The thought of struggling teens and peer pressure seems to go hand-in-hand. For parents, memories flash through their minds of their own experiences of dabbling with cigarettes, taking their first drink or possibly experimenting with drugs. While parents do everything they can to protect their children from negative influences, they might not consider how to counter the effects of peer pressure. However, you can find good influences that will help your troubled teen instead of leading him astray.
Science and Negative Peer Pressure
Because teens’ brains are still developing, they struggle with decision-making skills and often ignore the risks of an action and instead, focus on the immediate rewards. They have not fully learned to apply common sense when it comes to impulse control, resisting outside pressures and thinking ahead about the possible results of their behaviors. The gap between the thought processes in teens and adults especially shows up in social settings when peer pressure becomes a factor. For example, in one study, teens played video games by themselves or with friends observing. When their friends watched, the players took more than twice as many risks as they did if they played the game alone.
The Flip Side of Peer Pressure – Good Influences
On the other hand, peer pressure can benefit adolescents as well. For example, a teen might join band or an academic club simply because his friends encourage him to do so. He might work hard on his grades since his friends talk about college and how important it is. Science explains that teens can empower their own brain development by the decisions that they make and by trying new and positive behaviors. When good influences encourage them to learn new physical, academic or creative skills, they will challenge themselves and nurture their brain activity at the same time.
By following this train of thought, if you want to find good influences for your teen, look for activities that he might enjoy. As a parent, you likely have an idea of his leanings and possible interests. Ask the following questions:

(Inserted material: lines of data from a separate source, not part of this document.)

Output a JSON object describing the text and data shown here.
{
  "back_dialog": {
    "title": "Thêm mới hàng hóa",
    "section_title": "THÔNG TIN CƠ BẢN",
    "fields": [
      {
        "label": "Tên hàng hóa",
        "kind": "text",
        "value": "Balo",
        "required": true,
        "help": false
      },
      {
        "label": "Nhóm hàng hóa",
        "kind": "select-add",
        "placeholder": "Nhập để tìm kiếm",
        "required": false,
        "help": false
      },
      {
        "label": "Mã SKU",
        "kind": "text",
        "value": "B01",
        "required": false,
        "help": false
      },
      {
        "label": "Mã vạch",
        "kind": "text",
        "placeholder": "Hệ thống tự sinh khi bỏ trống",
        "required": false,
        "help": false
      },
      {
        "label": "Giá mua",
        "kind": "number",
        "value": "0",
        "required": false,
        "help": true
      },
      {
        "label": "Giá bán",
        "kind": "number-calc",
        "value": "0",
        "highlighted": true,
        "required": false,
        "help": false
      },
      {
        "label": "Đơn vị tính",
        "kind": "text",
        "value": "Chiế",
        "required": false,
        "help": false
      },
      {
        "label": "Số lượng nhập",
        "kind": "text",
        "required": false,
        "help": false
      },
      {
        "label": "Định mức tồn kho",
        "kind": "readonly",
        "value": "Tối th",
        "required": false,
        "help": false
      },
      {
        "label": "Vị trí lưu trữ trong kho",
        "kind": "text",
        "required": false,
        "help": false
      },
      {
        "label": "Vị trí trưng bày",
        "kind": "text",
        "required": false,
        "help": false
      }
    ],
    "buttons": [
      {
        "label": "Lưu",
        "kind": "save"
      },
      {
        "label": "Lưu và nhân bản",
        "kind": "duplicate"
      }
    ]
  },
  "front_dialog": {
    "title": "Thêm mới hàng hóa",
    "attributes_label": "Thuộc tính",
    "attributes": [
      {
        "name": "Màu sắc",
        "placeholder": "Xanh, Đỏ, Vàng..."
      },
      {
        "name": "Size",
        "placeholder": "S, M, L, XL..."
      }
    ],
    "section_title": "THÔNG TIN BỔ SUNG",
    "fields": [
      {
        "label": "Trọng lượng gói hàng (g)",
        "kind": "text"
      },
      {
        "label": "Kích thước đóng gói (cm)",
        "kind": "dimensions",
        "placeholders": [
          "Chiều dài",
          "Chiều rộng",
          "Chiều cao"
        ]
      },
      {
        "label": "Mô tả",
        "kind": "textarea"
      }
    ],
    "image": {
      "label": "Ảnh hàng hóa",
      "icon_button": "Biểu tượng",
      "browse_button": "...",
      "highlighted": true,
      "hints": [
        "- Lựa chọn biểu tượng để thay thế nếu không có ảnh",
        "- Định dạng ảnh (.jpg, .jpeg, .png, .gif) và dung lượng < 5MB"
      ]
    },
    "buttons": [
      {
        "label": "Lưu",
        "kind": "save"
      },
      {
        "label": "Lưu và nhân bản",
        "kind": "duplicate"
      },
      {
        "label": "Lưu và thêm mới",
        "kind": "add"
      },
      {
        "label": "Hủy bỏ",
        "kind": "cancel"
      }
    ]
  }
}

- Does he like academics?
- Does he enjoy sports? Is he interested in team sports or fitness?
- Is he creative? Would he rather be involved in art, music or drama?
- What are his other interests? Does he enjoy gaming? Does he like chess or foreign languages? Is he interested in robotics?
By looking at what makes him tick, you can help him find a new outlet for his energies, one that he will enjoy. As he becomes involved with this activity, he will begin to connect with new friends, who will share those interests and hopefully be the good influences that he needs.